- Hampton, James
- Inman, Sophia
- Jones, Abraham
- Jones, Henry P.
- Jones, James W.
- Jones, John M.
- Jones, Seaborn A.
- Lane, Thomas
- Landing, John
- Lasseter, William
- Lipsey, Barbara
- McElmurry, James
- McNatt, Elizabeth
- Merritt, George W.
- Moore, William
- Murphree, William
- Murphree, Wright
- Nasworthy, William
- Osborne, Robert
- Owens, John
- Penrow, William
- Perkins, B. L.
- Perkins, David
- Red, Maria
- Rogers, William
- Sapp, Everet
- Sapp, Mary T.
- Saxon, William
- Scarborough, Amelia
- Shepard, Guthrey
- Skinner, William W.
- Tomlin, Zilpha
- Wallace, William
- Walker, Francis J.
- Walton, Thomas
- Ward, Francis
- Whitehead, John
- Williams, William
Miscellaneous Wills and Estates
- Allen, Elisha A. Estate
- Demero, Raymond
- Hill, Milley, estate
- Jones, Abraham (LWT)
- Lovett, Ann (LWT)(1862)
- Scott, William, estate
Indexes to Probate Records
- Index to Testators
- Annual Returns 1858 to 1868
- 1788 Burke County Entry Takers Returns
- 1788 Presentments to Grand Jury
- 1798 Burke County Tax Digest, First District
- 1798 Burke County Slaveholders, First and Second Districts
- 1798 Slaves in Burke County
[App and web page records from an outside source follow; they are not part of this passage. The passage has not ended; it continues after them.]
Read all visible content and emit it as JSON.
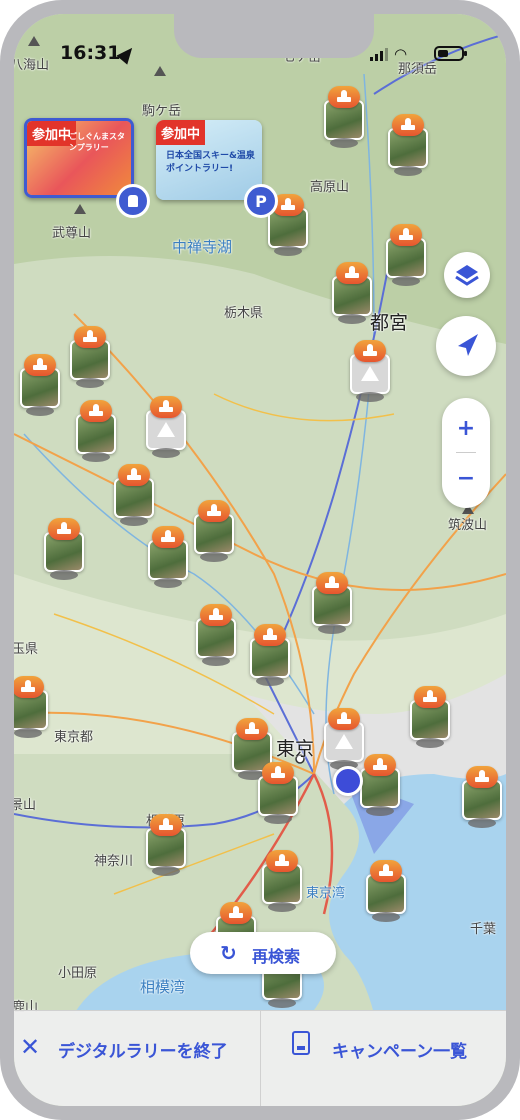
{
  "status_bar": {
    "time": "16:31"
  },
  "map": {
    "places": [
      {
        "label": "八海山",
        "cls": "place"
      },
      {
        "label": "七ケ岳",
        "cls": "place"
      },
      {
        "label": "那須岳",
        "cls": "place"
      },
      {
        "label": "駒ケ岳",
        "cls": "place"
      },
      {
        "label": "高原山",
        "cls": "place"
      },
      {
        "label": "武尊山",
        "cls": "place"
      },
      {
        "label": "中禅寺湖",
        "cls": "place water"
      },
      {
        "label": "栃木県",
        "cls": "place"
      },
      {
        "label": "都宮",
        "cls": "place big"
      },
      {
        "label": "筑波山",
        "cls": "place"
      },
      {
        "label": "玉県",
        "cls": "place"
      },
      {
        "label": "東京都",
        "cls": "place"
      },
      {
        "label": "東京",
        "cls": "place big"
      },
      {
        "label": "相模原",
        "cls": "place"
      },
      {
        "label": "東京湾",
        "cls": "place water"
      },
      {
        "label": "神奈川",
        "cls": "place"
      },
      {
        "label": "小田原",
        "cls": "place"
      },
      {
        "label": "相模湾",
        "cls": "place water"
      },
      {
        "label": "千葉",
        "cls": "place"
      },
      {
        "label": "鹿山",
        "cls": "place"
      },
      {
        "label": "景山",
        "cls": "place"
      }
    ]
  },
  "campaigns": [
    {
      "tag": "参加中",
      "caption": "ごしぐんまスタンプラリー"
    },
    {
      "tag": "参加中",
      "caption": "日本全国スキー&温泉ポイントラリー!"
    }
  ],
  "colors": {
    "accent": "#3a55d6",
    "badge_top": "#f1a33c",
    "badge_bottom": "#e6552f",
    "water": "#a9d3ee",
    "land": "#cfdcc0"
  },
  "controls": {
    "layers_icon": "layers-icon",
    "locate_icon": "navigation-arrow-icon",
    "zoom_in": "+",
    "zoom_out": "−",
    "parking_icon": "P"
  },
  "research_button": {
    "label": "再検索"
  },
  "bottom_bar": {
    "end_label": "デジタルラリーを終了",
    "list_label": "キャンペーン一覧"
  }
}
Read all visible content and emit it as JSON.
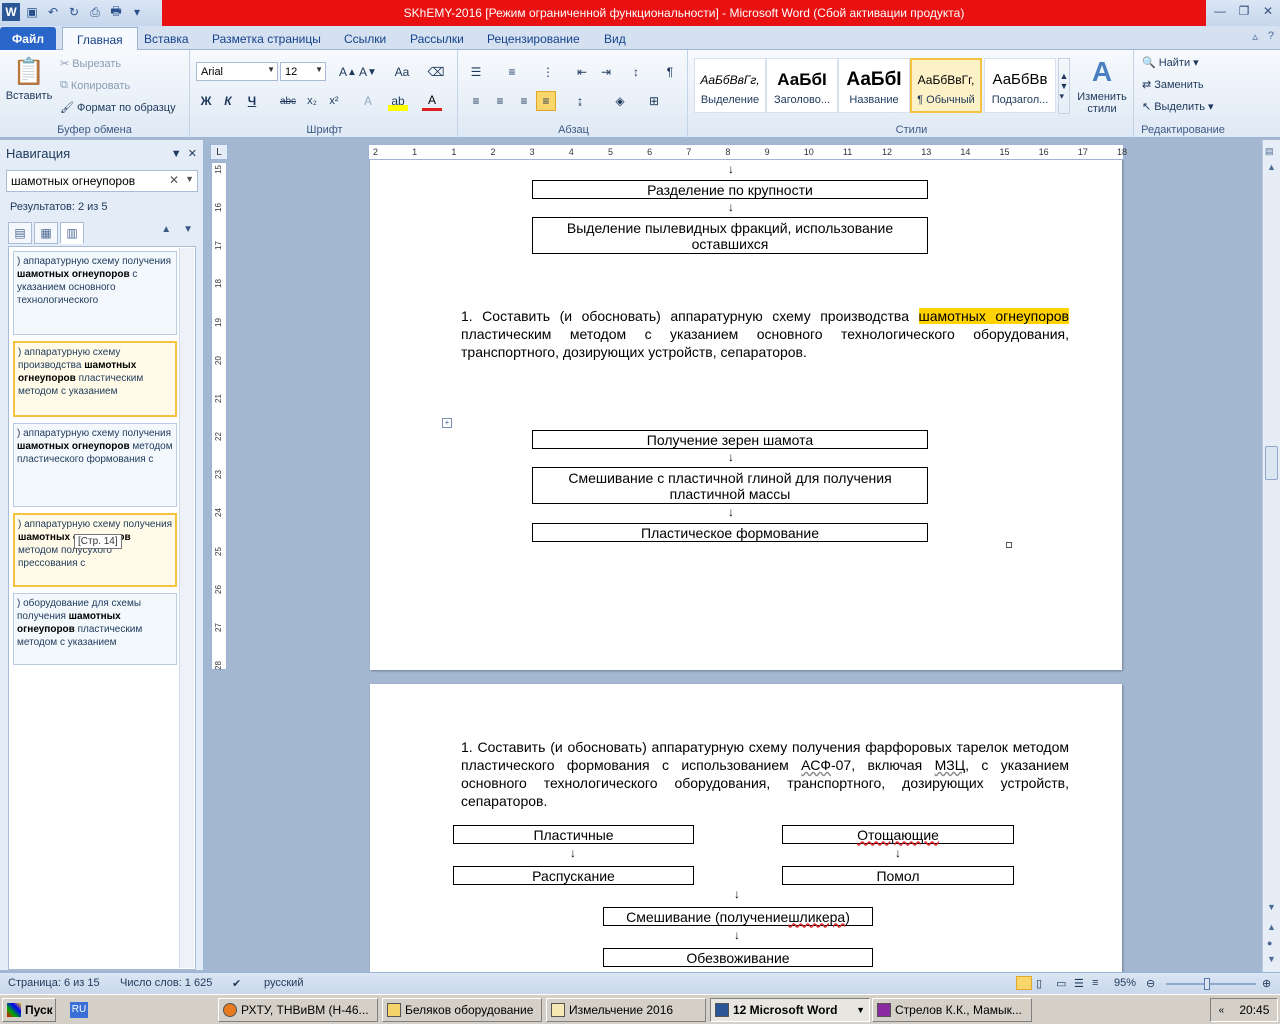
{
  "titlebar": {
    "title": "SKhEMY-2016 [Режим ограниченной функциональности]  -  Microsoft Word (Сбой активации продукта)",
    "app_icon": "W"
  },
  "tabs": [
    "Файл",
    "Главная",
    "Вставка",
    "Разметка страницы",
    "Ссылки",
    "Рассылки",
    "Рецензирование",
    "Вид"
  ],
  "ribbon": {
    "clipboard": {
      "paste": "Вставить",
      "cut": "Вырезать",
      "copy": "Копировать",
      "format_painter": "Формат по образцу",
      "label": "Буфер обмена"
    },
    "font": {
      "name": "Arial",
      "size": "12",
      "label": "Шрифт"
    },
    "paragraph": {
      "label": "Абзац"
    },
    "styles": {
      "items": [
        {
          "sample": "АаБбВвГг,",
          "name": "Выделение"
        },
        {
          "sample": "АаБбІ",
          "name": "Заголово..."
        },
        {
          "sample": "АаБбІ",
          "name": "Название"
        },
        {
          "sample": "АаБбВвГг,",
          "name": "¶ Обычный"
        },
        {
          "sample": "АаБбВв",
          "name": "Подзагол..."
        }
      ],
      "change": "Изменить стили",
      "label": "Стили"
    },
    "editing": {
      "find": "Найти",
      "replace": "Заменить",
      "select": "Выделить",
      "label": "Редактирование"
    }
  },
  "nav": {
    "title": "Навигация",
    "search_value": "шамотных огнеупоров",
    "results": "Результатов: 2 из 5",
    "tooltip": "[Стр. 14]",
    "cards": [
      {
        "pre": ") аппаратурную схему получения ",
        "bold": "шамотных огнеупоров",
        "post": " с указанием основного технологического"
      },
      {
        "pre": ") аппаратурную схему производства ",
        "bold": "шамотных огнеупоров",
        "post": " пластическим методом с указанием"
      },
      {
        "pre": ") аппаратурную схему получения ",
        "bold": "шамотных огнеупоров",
        "post": " методом пластического формования с"
      },
      {
        "pre": ") аппаратурную схему получения ",
        "bold": "шамотных огнеупоров",
        "post": " методом полусухого прессования с"
      },
      {
        "pre": ") оборудование для схемы получения ",
        "bold": "шамотных огнеупоров",
        "post": " пластическим методом с указанием"
      }
    ]
  },
  "ruler": {
    "h_ticks": [
      "2",
      "1",
      "1",
      "2",
      "3",
      "4",
      "5",
      "6",
      "7",
      "8",
      "9",
      "10",
      "11",
      "12",
      "13",
      "14",
      "15",
      "16",
      "17",
      "18"
    ],
    "v_ticks": [
      "15",
      "16",
      "17",
      "18",
      "19",
      "20",
      "21",
      "22",
      "23",
      "24",
      "25",
      "26",
      "27",
      "28"
    ]
  },
  "page1": {
    "box1": "Разделение  по крупности",
    "box2": "Выделение  пылевидных фракций, использование оставшихся",
    "para_pre": "1.  Составить  (и  обосновать)  аппаратурную  схему  производства ",
    "para_hl": "шамотных огнеупоров",
    "para_post": " пластическим  методом  с  указанием  основного  технологического оборудования, транспортного, дозирующих устройств, сепараторов.",
    "box3": "Получение  зерен  шамота",
    "box4": "Смешивание  с пластичной глиной для получения пластичной массы",
    "box5": "Пластическое формование"
  },
  "page2": {
    "para_a": "1. Составить (и обосновать) аппаратурную схему получения фарфоровых тарелок методом пластического формования с использованием ",
    "asf": "АСФ",
    "para_b": "-07, включая ",
    "mzc": "МЗЦ",
    "para_c": ", с указанием основного технологического оборудования, транспортного, дозирующих устройств, сепараторов.",
    "box_plastic": "Пластичные",
    "box_otosh": "Отощающие",
    "box_raspusk": "Распускание",
    "box_pomol": "Помол",
    "box_mix_pre": "Смешивание  (получение ",
    "box_mix_err": "шликера",
    "box_mix_post": ")",
    "box_obezv": "Обезвоживание"
  },
  "status": {
    "page": "Страница: 6 из 15",
    "words": "Число слов: 1 625",
    "lang": "русский",
    "zoom": "95%"
  },
  "taskbar": {
    "start": "Пуск",
    "lang": "RU",
    "items": [
      "РХТУ, ТНВиВМ (Н-46...",
      "Беляков оборудование",
      "Измельчение 2016",
      "12 Microsoft Word",
      "Стрелов К.К., Мамык..."
    ],
    "clock": "20:45"
  }
}
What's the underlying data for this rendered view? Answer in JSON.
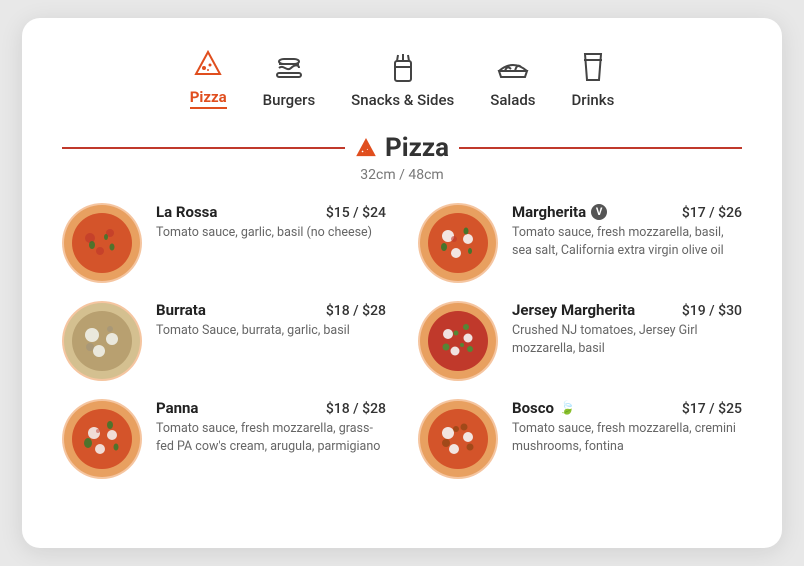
{
  "nav": {
    "items": [
      {
        "id": "pizza",
        "label": "Pizza",
        "active": true
      },
      {
        "id": "burgers",
        "label": "Burgers",
        "active": false
      },
      {
        "id": "snacks",
        "label": "Snacks & Sides",
        "active": false
      },
      {
        "id": "salads",
        "label": "Salads",
        "active": false
      },
      {
        "id": "drinks",
        "label": "Drinks",
        "active": false
      }
    ]
  },
  "section": {
    "title": "Pizza",
    "subtitle": "32cm / 48cm"
  },
  "menu": [
    {
      "id": "la-rossa",
      "name": "La Rossa",
      "price": "$15 / $24",
      "desc": "Tomato sauce, garlic, basil (no cheese)",
      "badge": null,
      "col": 0
    },
    {
      "id": "margherita",
      "name": "Margherita",
      "price": "$17 / $26",
      "desc": "Tomato sauce, fresh mozzarella, basil, sea salt, California extra virgin olive oil",
      "badge": "V",
      "col": 1
    },
    {
      "id": "burrata",
      "name": "Burrata",
      "price": "$18 / $28",
      "desc": "Tomato Sauce, burrata, garlic, basil",
      "badge": null,
      "col": 0
    },
    {
      "id": "jersey-margherita",
      "name": "Jersey Margherita",
      "price": "$19 / $30",
      "desc": "Crushed NJ tomatoes, Jersey Girl mozzarella, basil",
      "badge": null,
      "col": 1
    },
    {
      "id": "panna",
      "name": "Panna",
      "price": "$18 / $28",
      "desc": "Tomato sauce, fresh mozzarella, grass-fed PA cow's cream, arugula, parmigiano",
      "badge": null,
      "col": 0
    },
    {
      "id": "bosco",
      "name": "Bosco",
      "price": "$17 / $25",
      "desc": "Tomato sauce, fresh mozzarella, cremini mushrooms, fontina",
      "badge": "leaf",
      "col": 1
    }
  ],
  "colors": {
    "accent": "#e04e1e",
    "text_primary": "#222",
    "text_secondary": "#666"
  }
}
- Burke Notes by Jeannette Holland Austin.
Traced Genealogies: Burke County Families